===== INPUT
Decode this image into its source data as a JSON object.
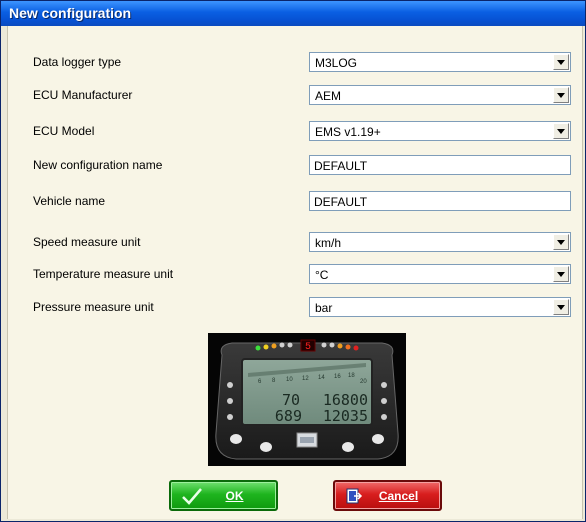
{
  "window": {
    "title": "New configuration"
  },
  "form": {
    "data_logger_type": {
      "label": "Data logger type",
      "value": "M3LOG"
    },
    "ecu_manufacturer": {
      "label": "ECU Manufacturer",
      "value": "AEM"
    },
    "ecu_model": {
      "label": "ECU Model",
      "value": "EMS v1.19+"
    },
    "configuration_name": {
      "label": "New configuration name",
      "value": "DEFAULT"
    },
    "vehicle_name": {
      "label": "Vehicle name",
      "value": "DEFAULT"
    },
    "speed_unit": {
      "label": "Speed measure unit",
      "value": "km/h"
    },
    "temperature_unit": {
      "label": "Temperature measure unit",
      "value": "°C"
    },
    "pressure_unit": {
      "label": "Pressure measure unit",
      "value": "bar"
    }
  },
  "device": {
    "gear": "5",
    "speed": "70",
    "rpm": "16800",
    "odometer_left": "689",
    "odometer_right": "12035",
    "scale_labels": [
      "6",
      "8",
      "10",
      "12",
      "14",
      "16",
      "18",
      "20"
    ]
  },
  "buttons": {
    "ok_label": "OK",
    "cancel_label": "Cancel"
  },
  "colors": {
    "titlebar": "#0a5fe2",
    "ok_button": "#1fb51f",
    "cancel_button": "#d81e1e",
    "dialog_background": "#f8f5e6"
  },
  "icons": {
    "ok": "checkmark-icon",
    "cancel": "exit-door-icon",
    "dropdown": "chevron-down-icon"
  }
}
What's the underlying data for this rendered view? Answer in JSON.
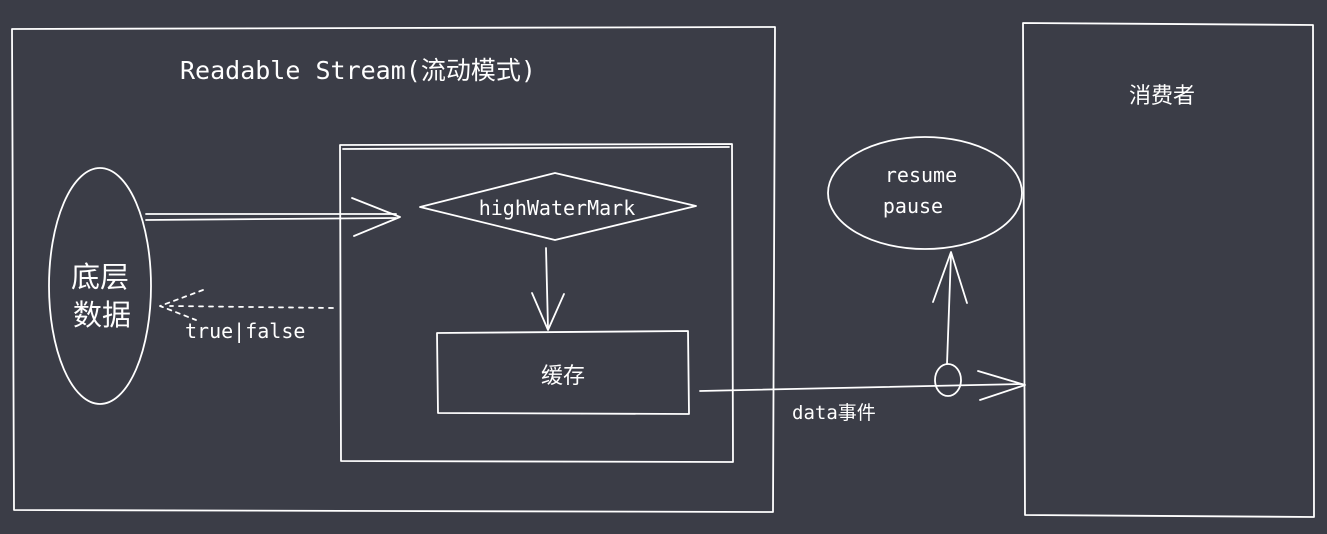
{
  "diagram": {
    "readable_stream_title": "Readable Stream(流动模式)",
    "underlying_data": [
      "底层",
      "数据"
    ],
    "high_water_mark": "highWaterMark",
    "buffer": "缓存",
    "feedback": "true|false",
    "consumer": "消费者",
    "controls": [
      "resume",
      "pause"
    ],
    "data_event": "data事件"
  }
}
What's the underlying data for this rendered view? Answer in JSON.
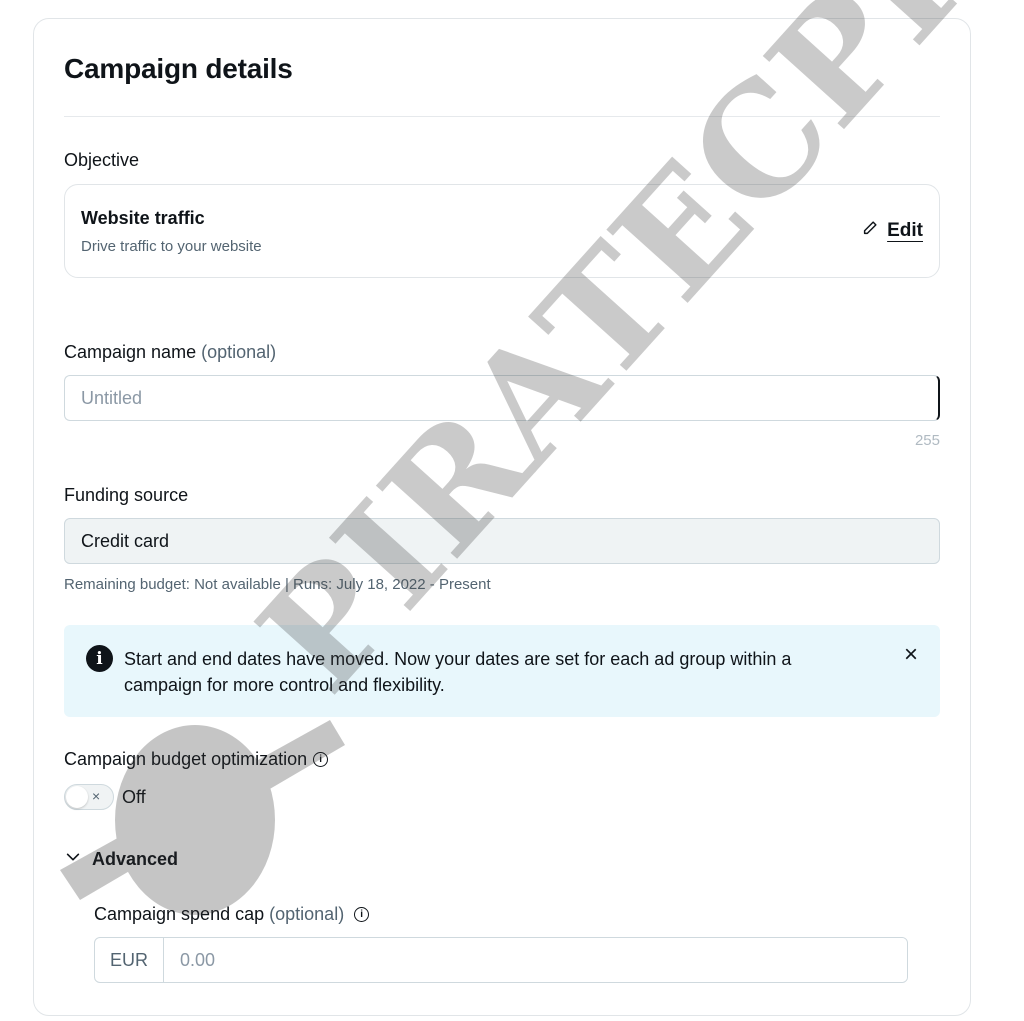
{
  "header": {
    "title": "Campaign details"
  },
  "objective": {
    "label": "Objective",
    "title": "Website traffic",
    "subtitle": "Drive traffic to your website",
    "edit_label": "Edit"
  },
  "campaign_name": {
    "label": "Campaign name",
    "optional": "(optional)",
    "placeholder": "Untitled",
    "char_limit": "255"
  },
  "funding": {
    "label": "Funding source",
    "value": "Credit card",
    "meta": "Remaining budget: Not available | Runs: July 18, 2022 - Present"
  },
  "info_banner": {
    "text": "Start and end dates have moved. Now your dates are set for each ad group within a campaign for more control and flexibility.",
    "icon_glyph": "i",
    "close_glyph": "×"
  },
  "budget_optimization": {
    "label": "Campaign budget optimization",
    "toggle_state": "Off",
    "toggle_glyph": "×"
  },
  "advanced": {
    "label": "Advanced",
    "spend_cap_label": "Campaign spend cap",
    "spend_cap_optional": "(optional)",
    "currency": "EUR",
    "placeholder": "0.00"
  },
  "watermark": {
    "text": "PIRATECPR"
  }
}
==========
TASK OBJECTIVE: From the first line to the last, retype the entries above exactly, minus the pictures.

ANSWER FOR THE TASK:
Decode this image into its source data as a JSON object.
{
  "window": {
    "title": "New configuration"
  },
  "form": {
    "data_logger_type": {
      "label": "Data logger type",
      "value": "M3LOG"
    },
    "ecu_manufacturer": {
      "label": "ECU Manufacturer",
      "value": "AEM"
    },
    "ecu_model": {
      "label": "ECU Model",
      "value": "EMS v1.19+"
    },
    "configuration_name": {
      "label": "New configuration name",
      "value": "DEFAULT"
    },
    "vehicle_name": {
      "label": "Vehicle name",
      "value": "DEFAULT"
    },
    "speed_unit": {
      "label": "Speed measure unit",
      "value": "km/h"
    },
    "temperature_unit": {
      "label": "Temperature measure unit",
      "value": "°C"
    },
    "pressure_unit": {
      "label": "Pressure measure unit",
      "value": "bar"
    }
  },
  "device": {
    "gear": "5",
    "speed": "70",
    "rpm": "16800",
    "odometer_left": "689",
    "odometer_right": "12035",
    "scale_labels": [
      "6",
      "8",
      "10",
      "12",
      "14",
      "16",
      "18",
      "20"
    ]
  },
  "buttons": {
    "ok_label": "OK",
    "cancel_label": "Cancel"
  },
  "colors": {
    "titlebar": "#0a5fe2",
    "ok_button": "#1fb51f",
    "cancel_button": "#d81e1e",
    "dialog_background": "#f8f5e6"
  },
  "icons": {
    "ok": "checkmark-icon",
    "cancel": "exit-door-icon",
    "dropdown": "chevron-down-icon"
  }
}
What's the underlying data for this rendered view? Answer in JSON.
{
  "diagram": {
    "readable_stream_title": "Readable Stream(流动模式)",
    "underlying_data": [
      "底层",
      "数据"
    ],
    "high_water_mark": "highWaterMark",
    "buffer": "缓存",
    "feedback": "true|false",
    "consumer": "消费者",
    "controls": [
      "resume",
      "pause"
    ],
    "data_event": "data事件"
  }
}
What's the underlying data for this rendered view? Answer in JSON.
{
  "header": {
    "title": "Campaign details"
  },
  "objective": {
    "label": "Objective",
    "title": "Website traffic",
    "subtitle": "Drive traffic to your website",
    "edit_label": "Edit"
  },
  "campaign_name": {
    "label": "Campaign name",
    "optional": "(optional)",
    "placeholder": "Untitled",
    "char_limit": "255"
  },
  "funding": {
    "label": "Funding source",
    "value": "Credit card",
    "meta": "Remaining budget: Not available | Runs: July 18, 2022 - Present"
  },
  "info_banner": {
    "text": "Start and end dates have moved. Now your dates are set for each ad group within a campaign for more control and flexibility.",
    "icon_glyph": "i",
    "close_glyph": "×"
  },
  "budget_optimization": {
    "label": "Campaign budget optimization",
    "toggle_state": "Off",
    "toggle_glyph": "×"
  },
  "advanced": {
    "label": "Advanced",
    "spend_cap_label": "Campaign spend cap",
    "spend_cap_optional": "(optional)",
    "currency": "EUR",
    "placeholder": "0.00"
  },
  "watermark": {
    "text": "PIRATECPR"
  }
}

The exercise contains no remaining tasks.